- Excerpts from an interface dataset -
##############################
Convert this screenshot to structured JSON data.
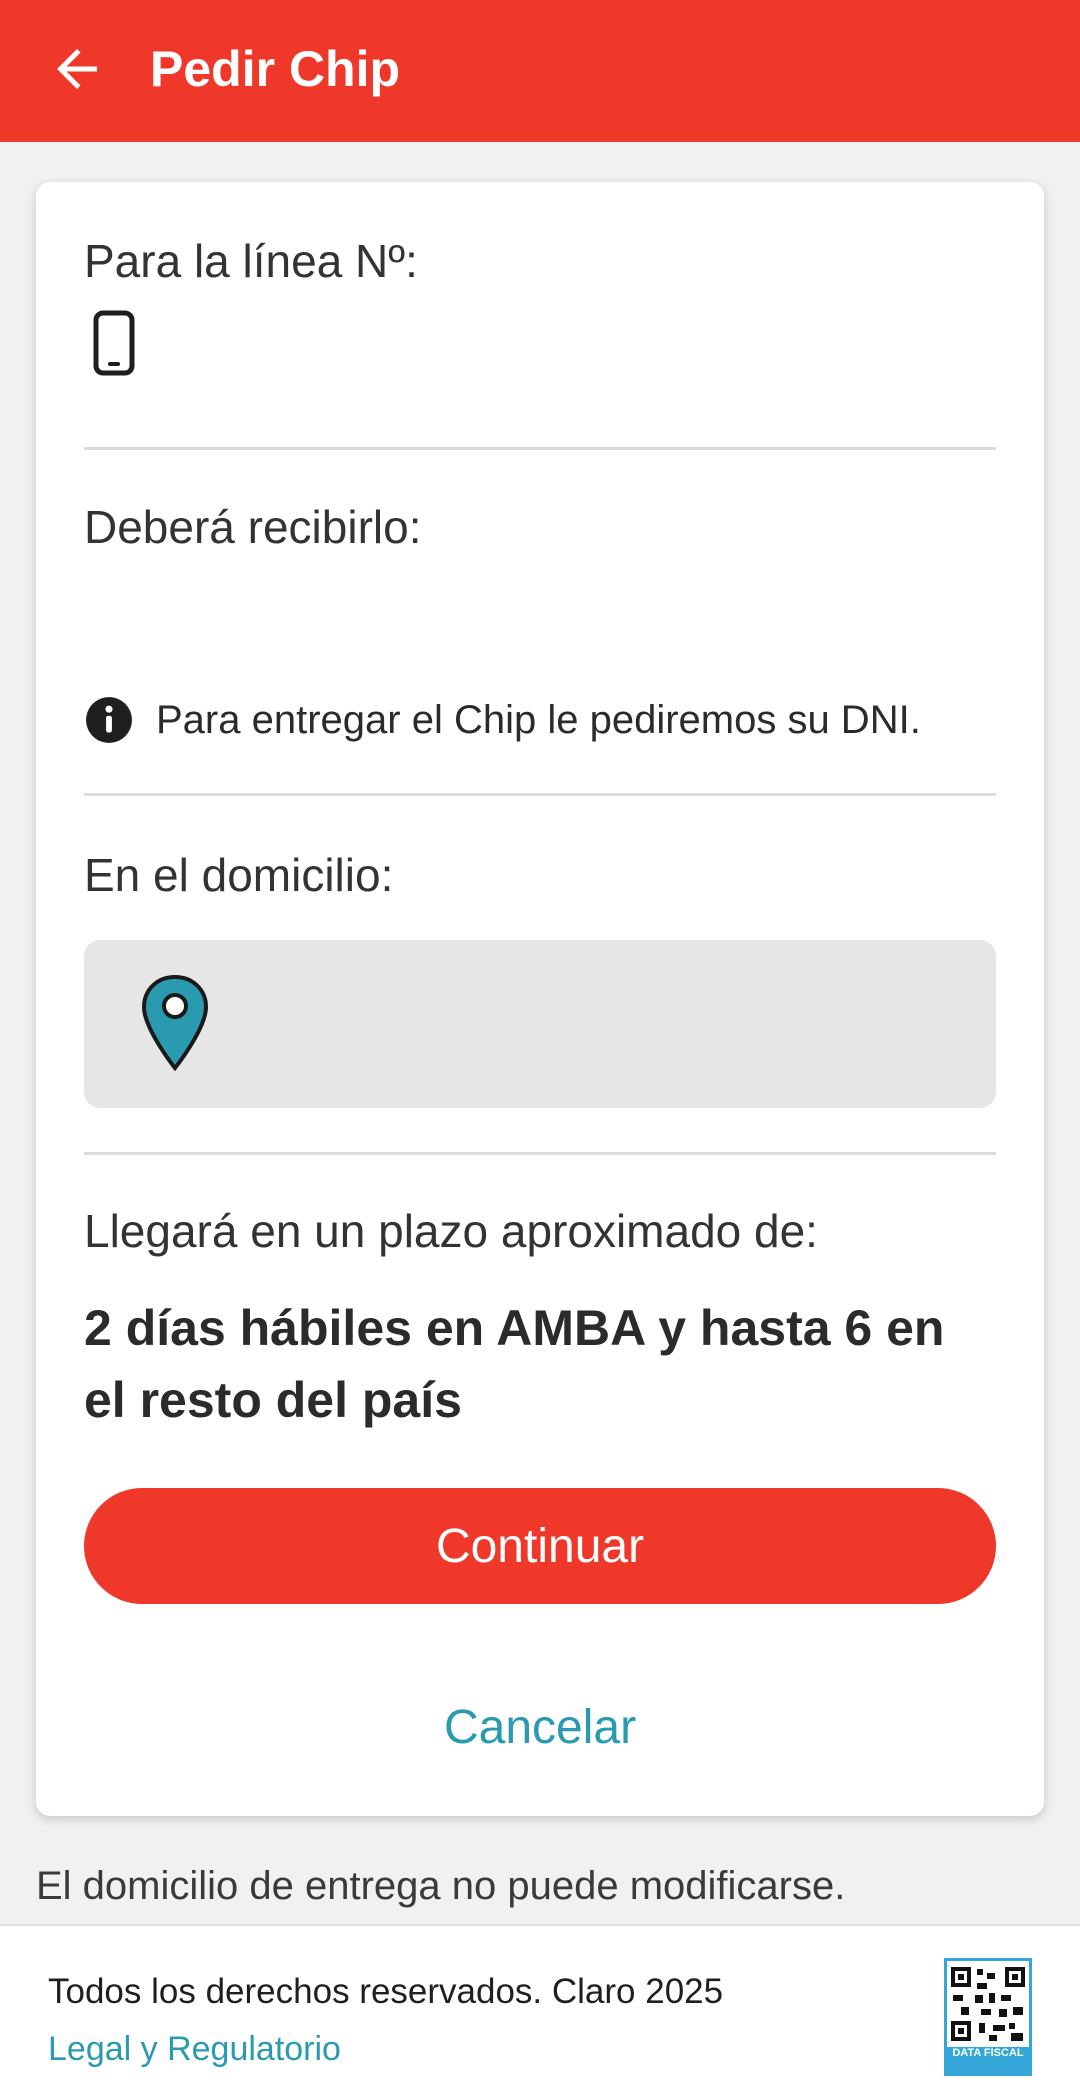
{
  "header": {
    "title": "Pedir Chip",
    "back_icon": "arrow-left-icon",
    "bg_color": "#ef3829"
  },
  "card": {
    "line_label": "Para la línea Nº:",
    "phone_icon": "phone-icon",
    "receive_label": "Deberá recibirlo:",
    "info_icon": "info-icon",
    "info_text": "Para entregar el Chip le pediremos su DNI.",
    "address_label": "En el domicilio:",
    "pin_icon": "location-pin-icon",
    "eta_label": "Llegará en un plazo aproximado de:",
    "eta_value": "2 días hábiles en AMBA y hasta 6 en el resto del país",
    "continue_label": "Continuar",
    "cancel_label": "Cancelar"
  },
  "note": "El domicilio de entrega no puede modificarse.",
  "footer": {
    "rights": "Todos los derechos reservados. Claro 2025",
    "legal_link": "Legal y Regulatorio",
    "qr_caption": "DATA FISCAL",
    "link_color": "#2a9ab0"
  }
}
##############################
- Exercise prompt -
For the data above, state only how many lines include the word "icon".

- Reply to the task -
4